When I come to God in prayer, I often think I know what God will say to me – what things He’ll point out when I ask Him to “search my heart and see if there be any evil way in me”.  But then – surprise! – God points out exactly the place that I’d been blind to.  If we try to figure out our own sins, we will put the mark in the wrong place almost always.  Usually, when I’m confessing my sin to Him, I point out specific acts that were wrong.  But what He shows me is not just the act, but much more than that: my heart attitude or motivation that led to the sin in the first place.  And that, as they say, is priceless. 

David got it right when he said we can’t even detect all the sin in our hearts.  There’s too much of it and we’re too fond of it to be honest about it.  Confession must start with putting ourselves under the protection of God and asking him, through His Spirit, to put the cross mark on the right spot(s) in our lives.  Only He knows the truth.

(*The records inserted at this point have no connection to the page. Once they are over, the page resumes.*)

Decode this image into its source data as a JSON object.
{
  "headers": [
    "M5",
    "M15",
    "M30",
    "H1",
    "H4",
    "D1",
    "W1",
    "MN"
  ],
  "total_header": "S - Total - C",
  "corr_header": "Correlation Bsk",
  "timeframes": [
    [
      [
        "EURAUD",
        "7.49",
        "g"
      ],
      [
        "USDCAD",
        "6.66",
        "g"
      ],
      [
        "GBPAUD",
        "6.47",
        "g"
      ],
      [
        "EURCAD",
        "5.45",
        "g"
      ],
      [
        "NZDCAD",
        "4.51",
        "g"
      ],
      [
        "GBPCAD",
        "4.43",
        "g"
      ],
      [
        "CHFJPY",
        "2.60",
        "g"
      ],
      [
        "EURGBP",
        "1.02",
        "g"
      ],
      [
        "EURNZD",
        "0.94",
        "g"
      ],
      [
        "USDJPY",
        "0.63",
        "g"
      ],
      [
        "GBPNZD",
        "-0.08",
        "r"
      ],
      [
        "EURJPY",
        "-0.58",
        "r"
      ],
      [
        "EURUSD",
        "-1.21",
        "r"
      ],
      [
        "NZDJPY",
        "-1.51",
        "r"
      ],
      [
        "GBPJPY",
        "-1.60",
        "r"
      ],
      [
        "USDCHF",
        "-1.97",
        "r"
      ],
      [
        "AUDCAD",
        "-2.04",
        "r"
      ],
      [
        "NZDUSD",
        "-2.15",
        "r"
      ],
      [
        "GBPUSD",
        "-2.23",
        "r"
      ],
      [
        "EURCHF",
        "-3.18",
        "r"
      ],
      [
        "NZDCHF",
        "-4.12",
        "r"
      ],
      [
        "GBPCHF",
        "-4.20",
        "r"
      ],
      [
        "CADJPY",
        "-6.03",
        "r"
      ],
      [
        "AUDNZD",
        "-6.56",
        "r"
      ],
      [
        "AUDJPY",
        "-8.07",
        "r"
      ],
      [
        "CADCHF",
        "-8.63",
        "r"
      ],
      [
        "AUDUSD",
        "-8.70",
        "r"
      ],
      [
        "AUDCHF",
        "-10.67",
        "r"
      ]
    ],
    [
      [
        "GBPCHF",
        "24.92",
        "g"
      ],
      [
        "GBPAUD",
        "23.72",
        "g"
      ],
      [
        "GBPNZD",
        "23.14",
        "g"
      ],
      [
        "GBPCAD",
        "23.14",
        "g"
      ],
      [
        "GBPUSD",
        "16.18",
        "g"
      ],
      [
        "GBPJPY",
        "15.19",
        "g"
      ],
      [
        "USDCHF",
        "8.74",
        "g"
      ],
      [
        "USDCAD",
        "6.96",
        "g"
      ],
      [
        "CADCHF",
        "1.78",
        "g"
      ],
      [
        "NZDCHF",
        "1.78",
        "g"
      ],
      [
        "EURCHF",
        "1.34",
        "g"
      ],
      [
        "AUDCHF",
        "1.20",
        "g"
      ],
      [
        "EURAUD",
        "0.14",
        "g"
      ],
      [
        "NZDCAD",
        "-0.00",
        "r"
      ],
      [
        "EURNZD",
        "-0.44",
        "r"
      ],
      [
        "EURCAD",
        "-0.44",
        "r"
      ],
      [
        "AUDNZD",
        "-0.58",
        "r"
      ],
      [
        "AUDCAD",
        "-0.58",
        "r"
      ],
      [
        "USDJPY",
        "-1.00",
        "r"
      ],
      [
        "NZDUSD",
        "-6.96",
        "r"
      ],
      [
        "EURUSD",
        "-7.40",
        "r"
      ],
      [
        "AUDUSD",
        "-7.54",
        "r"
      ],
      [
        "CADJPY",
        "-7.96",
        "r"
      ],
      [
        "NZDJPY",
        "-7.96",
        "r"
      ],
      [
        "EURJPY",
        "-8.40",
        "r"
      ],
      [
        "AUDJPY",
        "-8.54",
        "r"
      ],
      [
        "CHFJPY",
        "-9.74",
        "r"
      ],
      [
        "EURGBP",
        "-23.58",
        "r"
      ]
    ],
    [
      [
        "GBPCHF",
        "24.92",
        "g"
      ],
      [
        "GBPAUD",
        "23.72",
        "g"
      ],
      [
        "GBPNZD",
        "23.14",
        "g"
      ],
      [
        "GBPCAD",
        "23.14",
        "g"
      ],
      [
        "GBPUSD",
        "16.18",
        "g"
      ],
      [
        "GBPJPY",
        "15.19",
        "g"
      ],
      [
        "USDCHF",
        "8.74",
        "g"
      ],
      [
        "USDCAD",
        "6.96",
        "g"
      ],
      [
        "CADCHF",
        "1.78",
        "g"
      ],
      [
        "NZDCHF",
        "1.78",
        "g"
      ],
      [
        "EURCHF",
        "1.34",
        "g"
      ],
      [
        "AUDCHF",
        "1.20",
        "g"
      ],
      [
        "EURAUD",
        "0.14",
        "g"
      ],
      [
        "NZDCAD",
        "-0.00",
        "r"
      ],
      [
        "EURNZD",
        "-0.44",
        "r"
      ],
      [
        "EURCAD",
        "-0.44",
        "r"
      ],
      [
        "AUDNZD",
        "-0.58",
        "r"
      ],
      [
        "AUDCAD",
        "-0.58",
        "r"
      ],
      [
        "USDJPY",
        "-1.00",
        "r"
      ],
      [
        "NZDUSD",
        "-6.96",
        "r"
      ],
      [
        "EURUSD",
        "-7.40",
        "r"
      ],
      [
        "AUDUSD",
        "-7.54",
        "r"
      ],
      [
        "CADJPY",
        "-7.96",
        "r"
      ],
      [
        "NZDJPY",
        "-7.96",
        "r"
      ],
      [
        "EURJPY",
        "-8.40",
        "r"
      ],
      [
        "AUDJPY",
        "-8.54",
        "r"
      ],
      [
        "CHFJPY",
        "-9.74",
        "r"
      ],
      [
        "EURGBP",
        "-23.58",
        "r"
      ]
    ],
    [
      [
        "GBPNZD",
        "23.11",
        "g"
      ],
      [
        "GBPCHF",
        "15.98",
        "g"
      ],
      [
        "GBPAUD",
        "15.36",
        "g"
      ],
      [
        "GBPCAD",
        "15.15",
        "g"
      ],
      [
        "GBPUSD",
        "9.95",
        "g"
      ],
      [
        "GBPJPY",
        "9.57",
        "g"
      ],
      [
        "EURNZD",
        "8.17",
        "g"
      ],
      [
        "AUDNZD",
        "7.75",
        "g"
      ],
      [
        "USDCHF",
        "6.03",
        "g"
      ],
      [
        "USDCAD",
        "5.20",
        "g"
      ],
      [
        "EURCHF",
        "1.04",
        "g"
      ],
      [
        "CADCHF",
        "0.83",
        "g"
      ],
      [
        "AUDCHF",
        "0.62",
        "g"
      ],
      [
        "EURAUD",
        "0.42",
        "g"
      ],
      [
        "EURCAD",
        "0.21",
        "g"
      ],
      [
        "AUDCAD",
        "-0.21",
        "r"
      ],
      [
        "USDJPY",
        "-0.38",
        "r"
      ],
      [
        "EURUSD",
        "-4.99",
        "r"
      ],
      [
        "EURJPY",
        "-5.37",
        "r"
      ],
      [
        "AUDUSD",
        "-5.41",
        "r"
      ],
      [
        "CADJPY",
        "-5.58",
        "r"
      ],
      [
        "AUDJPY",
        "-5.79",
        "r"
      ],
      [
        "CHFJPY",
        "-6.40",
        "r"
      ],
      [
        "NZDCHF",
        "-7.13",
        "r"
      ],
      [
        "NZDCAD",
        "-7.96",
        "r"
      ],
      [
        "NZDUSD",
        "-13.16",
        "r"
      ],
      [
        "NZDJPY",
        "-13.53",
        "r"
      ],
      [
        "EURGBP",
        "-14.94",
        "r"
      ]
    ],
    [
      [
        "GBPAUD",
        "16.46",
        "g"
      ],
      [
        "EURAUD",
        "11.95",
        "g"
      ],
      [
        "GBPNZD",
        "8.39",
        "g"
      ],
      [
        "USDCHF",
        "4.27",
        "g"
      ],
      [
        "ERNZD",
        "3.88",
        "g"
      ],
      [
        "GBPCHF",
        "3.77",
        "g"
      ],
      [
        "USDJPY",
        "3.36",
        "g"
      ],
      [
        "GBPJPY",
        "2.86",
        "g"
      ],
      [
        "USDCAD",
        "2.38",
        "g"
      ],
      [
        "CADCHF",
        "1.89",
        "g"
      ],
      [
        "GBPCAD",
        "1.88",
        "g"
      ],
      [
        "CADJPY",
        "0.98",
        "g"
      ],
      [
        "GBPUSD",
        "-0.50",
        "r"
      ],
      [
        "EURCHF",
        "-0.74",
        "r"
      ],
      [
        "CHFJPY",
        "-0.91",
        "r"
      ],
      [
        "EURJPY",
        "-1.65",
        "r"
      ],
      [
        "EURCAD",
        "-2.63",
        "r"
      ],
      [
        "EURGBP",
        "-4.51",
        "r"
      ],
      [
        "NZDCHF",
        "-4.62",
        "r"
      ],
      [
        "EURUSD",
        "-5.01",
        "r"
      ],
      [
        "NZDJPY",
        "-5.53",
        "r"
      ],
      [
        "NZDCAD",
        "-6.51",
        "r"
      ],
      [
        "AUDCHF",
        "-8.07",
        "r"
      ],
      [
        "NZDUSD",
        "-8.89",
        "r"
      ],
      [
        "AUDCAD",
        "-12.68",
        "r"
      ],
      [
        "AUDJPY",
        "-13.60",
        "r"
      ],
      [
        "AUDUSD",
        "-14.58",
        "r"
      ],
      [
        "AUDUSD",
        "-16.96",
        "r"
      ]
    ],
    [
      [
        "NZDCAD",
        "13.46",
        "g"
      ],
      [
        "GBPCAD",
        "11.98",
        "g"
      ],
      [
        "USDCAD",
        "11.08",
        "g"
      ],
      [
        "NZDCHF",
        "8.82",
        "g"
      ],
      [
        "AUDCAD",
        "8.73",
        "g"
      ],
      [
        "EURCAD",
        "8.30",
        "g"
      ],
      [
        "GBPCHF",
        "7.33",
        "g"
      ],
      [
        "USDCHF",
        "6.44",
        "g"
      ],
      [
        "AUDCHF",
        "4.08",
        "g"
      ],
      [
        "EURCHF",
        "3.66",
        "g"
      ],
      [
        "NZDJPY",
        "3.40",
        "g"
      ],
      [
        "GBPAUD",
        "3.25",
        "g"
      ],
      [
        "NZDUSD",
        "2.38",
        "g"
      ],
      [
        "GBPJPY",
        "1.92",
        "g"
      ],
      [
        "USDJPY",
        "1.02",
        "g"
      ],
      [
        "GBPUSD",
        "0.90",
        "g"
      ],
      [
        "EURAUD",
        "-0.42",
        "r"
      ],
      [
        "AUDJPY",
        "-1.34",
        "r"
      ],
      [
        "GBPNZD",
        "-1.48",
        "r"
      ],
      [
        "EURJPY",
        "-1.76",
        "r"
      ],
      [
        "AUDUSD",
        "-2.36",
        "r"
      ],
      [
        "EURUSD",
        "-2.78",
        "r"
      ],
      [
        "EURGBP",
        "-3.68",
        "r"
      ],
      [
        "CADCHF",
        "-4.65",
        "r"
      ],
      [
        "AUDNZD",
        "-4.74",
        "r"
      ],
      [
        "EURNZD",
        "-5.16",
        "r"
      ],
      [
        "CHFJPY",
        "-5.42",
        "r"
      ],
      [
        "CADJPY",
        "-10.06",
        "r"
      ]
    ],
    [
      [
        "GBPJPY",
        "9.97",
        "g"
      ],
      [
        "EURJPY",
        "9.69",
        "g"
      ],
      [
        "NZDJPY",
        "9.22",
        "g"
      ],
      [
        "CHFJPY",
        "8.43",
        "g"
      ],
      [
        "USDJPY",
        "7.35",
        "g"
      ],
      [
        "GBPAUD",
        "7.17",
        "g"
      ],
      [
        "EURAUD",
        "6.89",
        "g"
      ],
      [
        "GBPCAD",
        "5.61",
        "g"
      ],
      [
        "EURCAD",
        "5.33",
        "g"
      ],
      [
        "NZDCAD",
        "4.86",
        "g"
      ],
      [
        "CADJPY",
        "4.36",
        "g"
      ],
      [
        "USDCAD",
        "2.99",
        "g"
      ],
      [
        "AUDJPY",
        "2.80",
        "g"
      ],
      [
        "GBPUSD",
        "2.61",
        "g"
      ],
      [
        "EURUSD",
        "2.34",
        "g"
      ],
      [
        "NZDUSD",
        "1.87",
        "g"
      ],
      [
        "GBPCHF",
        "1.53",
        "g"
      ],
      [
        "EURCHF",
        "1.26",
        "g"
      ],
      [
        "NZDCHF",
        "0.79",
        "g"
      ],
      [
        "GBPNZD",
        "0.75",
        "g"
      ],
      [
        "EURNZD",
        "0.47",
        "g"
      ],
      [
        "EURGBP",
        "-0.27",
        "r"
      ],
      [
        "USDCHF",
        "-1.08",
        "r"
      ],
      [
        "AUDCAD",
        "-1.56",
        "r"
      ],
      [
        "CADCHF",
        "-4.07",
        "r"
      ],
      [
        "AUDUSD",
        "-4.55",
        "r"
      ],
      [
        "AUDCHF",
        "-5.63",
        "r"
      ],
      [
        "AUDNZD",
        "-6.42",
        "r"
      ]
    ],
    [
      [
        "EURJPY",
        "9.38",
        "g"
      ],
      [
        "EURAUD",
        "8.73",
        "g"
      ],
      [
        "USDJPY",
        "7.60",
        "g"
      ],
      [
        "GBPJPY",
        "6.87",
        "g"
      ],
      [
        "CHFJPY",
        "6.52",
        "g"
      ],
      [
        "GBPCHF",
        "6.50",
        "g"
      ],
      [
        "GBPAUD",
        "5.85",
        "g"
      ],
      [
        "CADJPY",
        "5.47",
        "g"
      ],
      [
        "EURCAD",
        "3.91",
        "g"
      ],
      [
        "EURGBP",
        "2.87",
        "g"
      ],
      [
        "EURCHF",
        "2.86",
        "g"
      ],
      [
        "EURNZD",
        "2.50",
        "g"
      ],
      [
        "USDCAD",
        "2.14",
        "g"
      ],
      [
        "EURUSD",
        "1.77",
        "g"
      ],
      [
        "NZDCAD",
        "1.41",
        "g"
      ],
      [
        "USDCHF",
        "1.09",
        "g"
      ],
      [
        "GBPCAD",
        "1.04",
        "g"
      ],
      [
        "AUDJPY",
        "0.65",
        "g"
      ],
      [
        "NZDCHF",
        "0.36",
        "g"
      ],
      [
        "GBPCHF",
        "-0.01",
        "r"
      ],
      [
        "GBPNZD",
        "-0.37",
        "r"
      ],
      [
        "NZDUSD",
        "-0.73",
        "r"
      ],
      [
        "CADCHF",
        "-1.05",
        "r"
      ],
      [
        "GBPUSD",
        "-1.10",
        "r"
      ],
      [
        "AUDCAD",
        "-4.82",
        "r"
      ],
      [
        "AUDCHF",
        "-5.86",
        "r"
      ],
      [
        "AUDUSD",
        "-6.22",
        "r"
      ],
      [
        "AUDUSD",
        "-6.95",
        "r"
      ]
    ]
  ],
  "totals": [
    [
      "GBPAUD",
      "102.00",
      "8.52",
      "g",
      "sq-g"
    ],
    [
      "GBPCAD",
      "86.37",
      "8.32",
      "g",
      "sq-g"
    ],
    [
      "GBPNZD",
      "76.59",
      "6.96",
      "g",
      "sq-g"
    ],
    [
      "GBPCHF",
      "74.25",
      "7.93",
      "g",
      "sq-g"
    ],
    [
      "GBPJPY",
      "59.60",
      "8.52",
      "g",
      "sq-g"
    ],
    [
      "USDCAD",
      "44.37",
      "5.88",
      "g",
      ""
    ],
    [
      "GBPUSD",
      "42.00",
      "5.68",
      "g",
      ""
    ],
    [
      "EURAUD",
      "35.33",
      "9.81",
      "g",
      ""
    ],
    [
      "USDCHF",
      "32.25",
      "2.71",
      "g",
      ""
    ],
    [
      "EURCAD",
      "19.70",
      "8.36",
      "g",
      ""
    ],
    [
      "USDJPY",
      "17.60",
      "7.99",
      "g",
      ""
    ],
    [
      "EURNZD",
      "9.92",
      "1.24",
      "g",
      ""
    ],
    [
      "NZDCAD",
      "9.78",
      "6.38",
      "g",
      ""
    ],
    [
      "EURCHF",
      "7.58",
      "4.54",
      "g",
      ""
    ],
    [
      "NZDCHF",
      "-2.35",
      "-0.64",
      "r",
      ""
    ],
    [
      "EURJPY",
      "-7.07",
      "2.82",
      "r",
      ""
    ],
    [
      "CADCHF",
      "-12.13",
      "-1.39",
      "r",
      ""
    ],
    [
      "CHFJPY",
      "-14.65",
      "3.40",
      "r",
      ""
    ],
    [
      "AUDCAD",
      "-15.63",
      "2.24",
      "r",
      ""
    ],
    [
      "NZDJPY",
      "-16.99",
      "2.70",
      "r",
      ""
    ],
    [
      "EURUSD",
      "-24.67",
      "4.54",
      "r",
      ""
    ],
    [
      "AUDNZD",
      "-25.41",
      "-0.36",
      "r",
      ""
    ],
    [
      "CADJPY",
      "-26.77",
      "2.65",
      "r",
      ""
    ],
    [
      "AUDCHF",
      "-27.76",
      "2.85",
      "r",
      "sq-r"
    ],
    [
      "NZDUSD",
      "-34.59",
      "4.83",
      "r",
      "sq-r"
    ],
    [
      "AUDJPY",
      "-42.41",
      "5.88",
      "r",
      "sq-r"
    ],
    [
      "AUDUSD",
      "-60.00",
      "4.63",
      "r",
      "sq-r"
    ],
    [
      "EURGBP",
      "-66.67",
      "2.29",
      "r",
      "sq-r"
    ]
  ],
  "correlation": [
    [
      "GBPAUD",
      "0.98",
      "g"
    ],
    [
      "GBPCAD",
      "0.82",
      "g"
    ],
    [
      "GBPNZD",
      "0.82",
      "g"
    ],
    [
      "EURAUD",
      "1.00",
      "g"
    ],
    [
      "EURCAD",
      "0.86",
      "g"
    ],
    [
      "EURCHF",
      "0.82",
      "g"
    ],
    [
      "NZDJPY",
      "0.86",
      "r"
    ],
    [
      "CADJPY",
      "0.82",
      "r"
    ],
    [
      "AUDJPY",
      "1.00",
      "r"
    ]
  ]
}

Copyright 2005 by Galen C. Dalrymple.

TODAY’S PRAYER: Lord, we need your help.  Help us by showing us the truth about our hearts, reveal to us our blindness about our own sin and our motives.  We promise to confess the sin to you and ask forgiveness as You reveal to us our wickedness.  Thank You for Your concern that we should be holy for You.  In Jesus’ name, Amen.

Copyright 2005 by Galen C. Dalrymple.

DayBreaks for 11/19/15 – When Prayer “Doesn’t Work”

DayBreaks for 11/19/15: When Prayer “Doesn’t Work”

From the DayBreaks archive, 2005:

It happened just this past Sunday.  After church, one of the young ladies from our congregation sat down at the digital piano and tried to play something.  Nothing happened.  And so, she told someone, and an entire chain of events was set in motion.  Several people simultaneously began to try to figure out why the digital piano wasn’t working.  There is a skill to being a good troubleshooter and problem resolver.  You start with the most obvious things first and check on those to be sure that no assumptions have been made about what is working and what isn’t.  Such assumptions usually come back to haunt you later, so it pays to be meticulous!

Consider how it works when it’s your TV.  You turn it on and nothing happens.  So, what’s the first assumption?  The cord got disconnected.  You don’t jump to the conclusion that the TV signals are no longer present in the cable, through the satellite or in the air surrounding the TV.  You have faith that those things are still there and functioning. 

Sometimes, when we pray, it seems that our prayers “don’t work.”  So what do we do?  We stop.  Rather than believing that God is still there, we begin to complain that He’s lost His power or that He no longer cares.  Perhaps, instead of losing faith that God is there and that He does care, perhaps we should begin to search for the reason the prayer doesn’t seem to “work.”  It could be that there is sin hidden in our heart that we’re not confessed and repented of.  It could be that God wants us to learn more perseverance or patience in our prayers…and so He’s delaying His answer for a while.  Or, He may be trying to teach us something new about prayer itself.  The last thing that any of us would do when trying to fix a TV that’s on the blink would be to unplug it from the power.  Yet, that’s what we often do with our prayer life – if we’re not getting the result we think we should – we unplug from God.  And there’s one guaranteed result: if we’re unplugged from Him, prayer will never work.

1 Thess. 5:17-18 – Pray without ceasing.  In every thing give thanks: for this is the will of God in Christ Jesus concerning you.

Copyright 2005 by Galen C. Dalrymple.

TODAY’S PRAYER: Lord, it is fairly easy for us down here to get discouraged with our praying. We are told to pray without ceasing, and sometimes we pray for years and it seems to do no good. So we get frustrated and start to doubt Your goodness. May we not lose sight of how good You truly are and how faithful You are to Your children! In Jesus’ name, Amen.